=== Begin Enclosure ===
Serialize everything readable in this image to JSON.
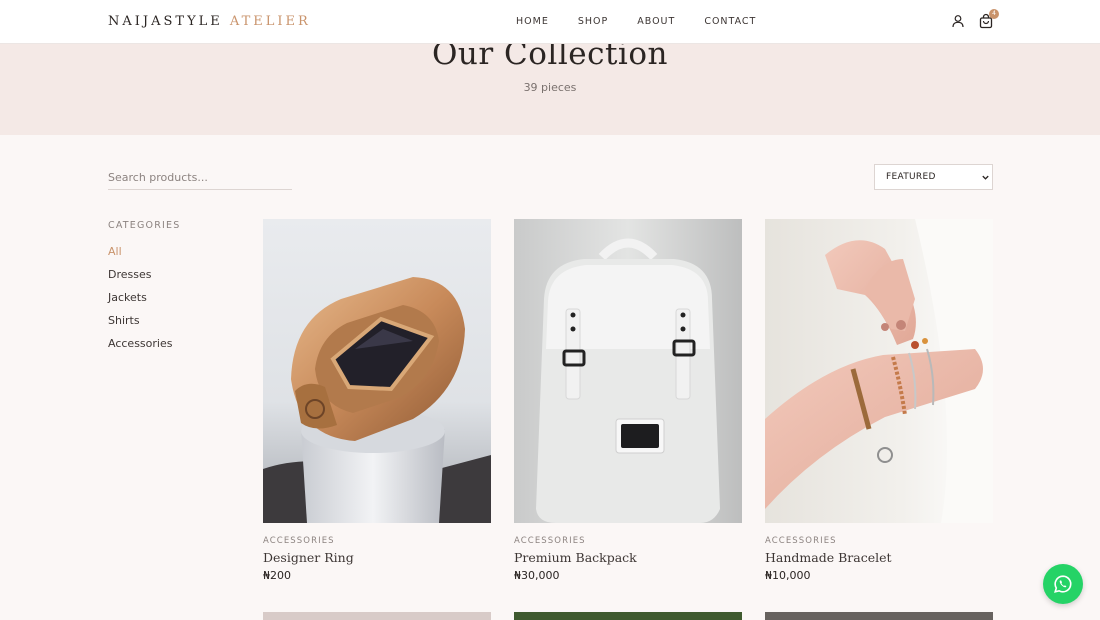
{
  "brand": {
    "name": "NAIJASTYLE",
    "accent": "ATELIER",
    "accent_color": "#c9936b"
  },
  "nav": [
    {
      "label": "HOME"
    },
    {
      "label": "SHOP"
    },
    {
      "label": "ABOUT"
    },
    {
      "label": "CONTACT"
    }
  ],
  "header_icons": {
    "account": "user-icon",
    "cart": "shopping-bag-icon",
    "cart_count": "4"
  },
  "hero": {
    "title": "Our Collection",
    "count": "39 pieces"
  },
  "search": {
    "placeholder": "Search products...",
    "value": ""
  },
  "sort": {
    "selected": "FEATURED"
  },
  "categories": {
    "heading": "CATEGORIES",
    "items": [
      {
        "label": "All",
        "active": true
      },
      {
        "label": "Dresses",
        "active": false
      },
      {
        "label": "Jackets",
        "active": false
      },
      {
        "label": "Shirts",
        "active": false
      },
      {
        "label": "Accessories",
        "active": false
      }
    ]
  },
  "products": [
    {
      "category": "ACCESSORIES",
      "name": "Designer Ring",
      "price": "₦200",
      "image": "gold ring with black gemstone"
    },
    {
      "category": "ACCESSORIES",
      "name": "Premium Backpack",
      "price": "₦30,000",
      "image": "white backpack"
    },
    {
      "category": "ACCESSORIES",
      "name": "Handmade Bracelet",
      "price": "₦10,000",
      "image": "wrist wearing beaded bracelets"
    }
  ],
  "whatsapp": {
    "icon": "whatsapp-icon",
    "color": "#25d366"
  }
}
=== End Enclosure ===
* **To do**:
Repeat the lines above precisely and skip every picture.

* **Task solution**:
Serialize everything readable in this image to JSON.
{
  "brand": {
    "name": "NAIJASTYLE",
    "accent": "ATELIER",
    "accent_color": "#c9936b"
  },
  "nav": [
    {
      "label": "HOME"
    },
    {
      "label": "SHOP"
    },
    {
      "label": "ABOUT"
    },
    {
      "label": "CONTACT"
    }
  ],
  "header_icons": {
    "account": "user-icon",
    "cart": "shopping-bag-icon",
    "cart_count": "4"
  },
  "hero": {
    "title": "Our Collection",
    "count": "39 pieces"
  },
  "search": {
    "placeholder": "Search products...",
    "value": ""
  },
  "sort": {
    "selected": "FEATURED"
  },
  "categories": {
    "heading": "CATEGORIES",
    "items": [
      {
        "label": "All",
        "active": true
      },
      {
        "label": "Dresses",
        "active": false
      },
      {
        "label": "Jackets",
        "active": false
      },
      {
        "label": "Shirts",
        "active": false
      },
      {
        "label": "Accessories",
        "active": false
      }
    ]
  },
  "products": [
    {
      "category": "ACCESSORIES",
      "name": "Designer Ring",
      "price": "₦200",
      "image": "gold ring with black gemstone"
    },
    {
      "category": "ACCESSORIES",
      "name": "Premium Backpack",
      "price": "₦30,000",
      "image": "white backpack"
    },
    {
      "category": "ACCESSORIES",
      "name": "Handmade Bracelet",
      "price": "₦10,000",
      "image": "wrist wearing beaded bracelets"
    }
  ],
  "whatsapp": {
    "icon": "whatsapp-icon",
    "color": "#25d366"
  }
}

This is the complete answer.